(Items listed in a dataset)
================================
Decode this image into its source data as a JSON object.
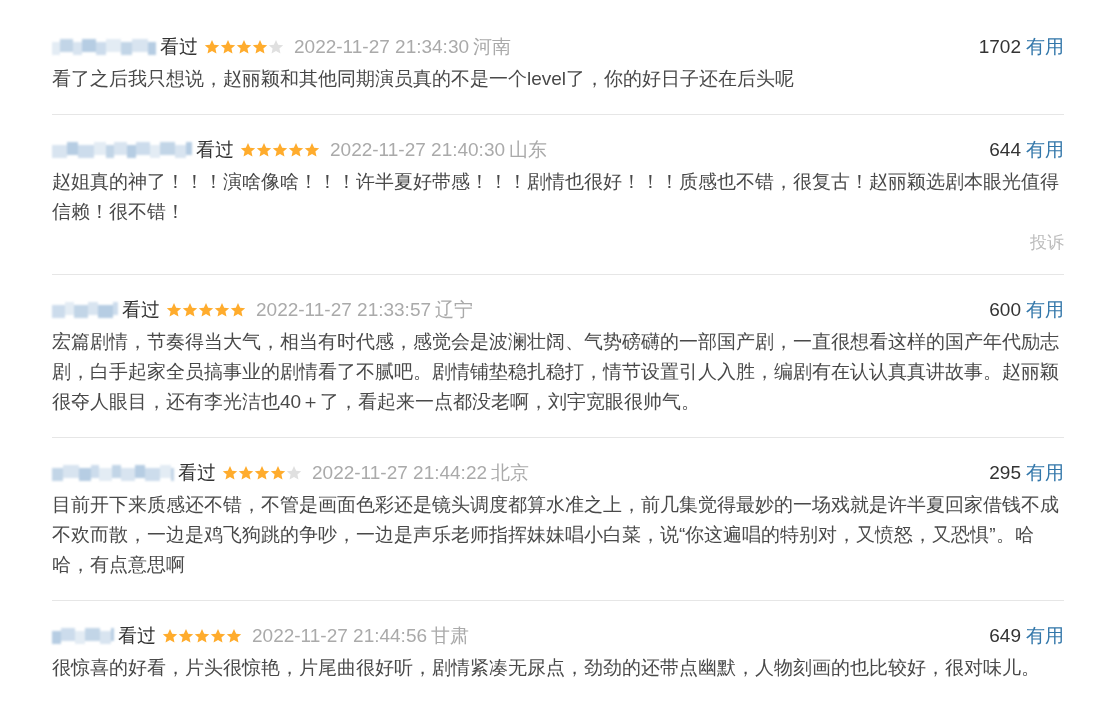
{
  "comments": [
    {
      "status": "看过",
      "stars": 4,
      "time": "2022-11-27 21:34:30",
      "location": "河南",
      "useful_count": "1702",
      "useful_label": "有用",
      "text": "看了之后我只想说，赵丽颖和其他同期演员真的不是一个level了，你的好日子还在后头呢"
    },
    {
      "status": "看过",
      "stars": 5,
      "time": "2022-11-27 21:40:30",
      "location": "山东",
      "useful_count": "644",
      "useful_label": "有用",
      "text": "赵姐真的神了！！！演啥像啥！！！许半夏好带感！！！剧情也很好！！！质感也不错，很复古！赵丽颖选剧本眼光值得信赖！很不错！",
      "report": "投诉"
    },
    {
      "status": "看过",
      "stars": 5,
      "time": "2022-11-27 21:33:57",
      "location": "辽宁",
      "useful_count": "600",
      "useful_label": "有用",
      "text": "宏篇剧情，节奏得当大气，相当有时代感，感觉会是波澜壮阔、气势磅礴的一部国产剧，一直很想看这样的国产年代励志剧，白手起家全员搞事业的剧情看了不腻吧。剧情铺垫稳扎稳打，情节设置引人入胜，编剧有在认认真真讲故事。赵丽颖很夺人眼目，还有李光洁也40＋了，看起来一点都没老啊，刘宇宽眼很帅气。"
    },
    {
      "status": "看过",
      "stars": 4,
      "time": "2022-11-27 21:44:22",
      "location": "北京",
      "useful_count": "295",
      "useful_label": "有用",
      "text": "目前开下来质感还不错，不管是画面色彩还是镜头调度都算水准之上，前几集觉得最妙的一场戏就是许半夏回家借钱不成不欢而散，一边是鸡飞狗跳的争吵，一边是声乐老师指挥妹妹唱小白菜，说“你这遍唱的特别对，又愤怒，又恐惧”。哈哈，有点意思啊"
    },
    {
      "status": "看过",
      "stars": 5,
      "time": "2022-11-27 21:44:56",
      "location": "甘肃",
      "useful_count": "649",
      "useful_label": "有用",
      "text": "很惊喜的好看，片头很惊艳，片尾曲很好听，剧情紧凑无尿点，劲劲的还带点幽默，人物刻画的也比较好，很对味儿。"
    }
  ]
}
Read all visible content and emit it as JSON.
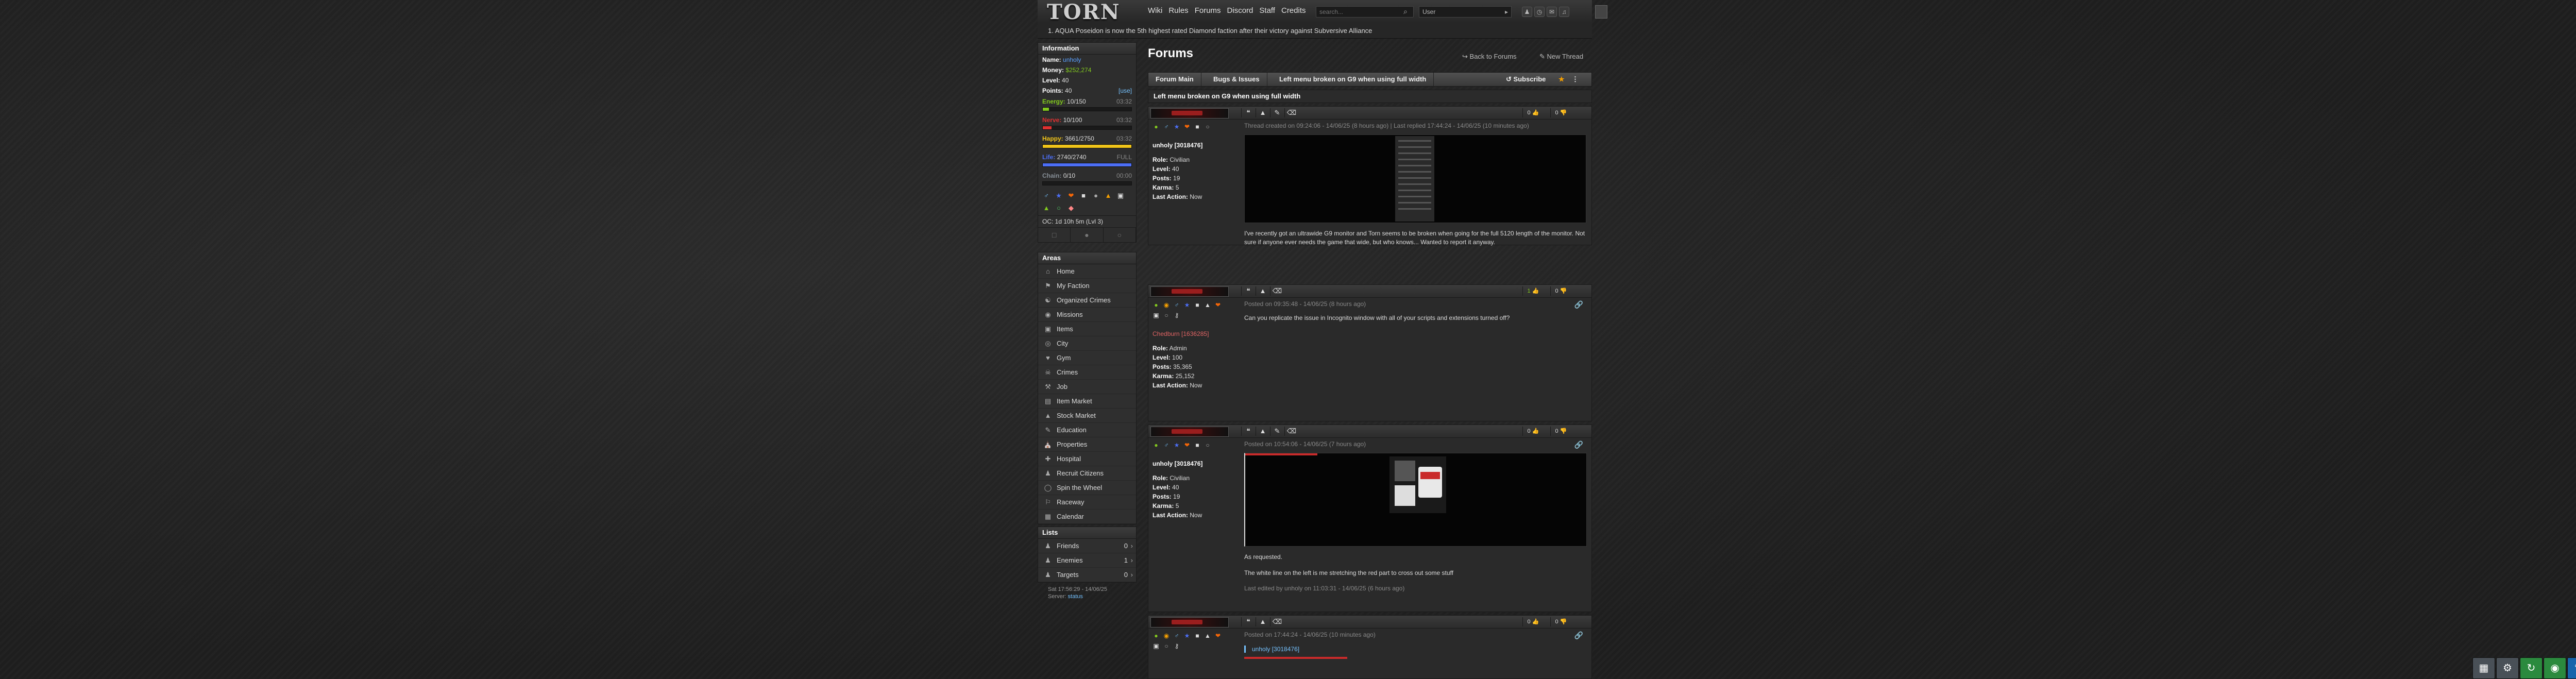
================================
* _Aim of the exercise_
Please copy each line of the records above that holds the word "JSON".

* _Exercise result_
Decode this image into its source data as a JSON object.
Read all visible content and emit it as JSON.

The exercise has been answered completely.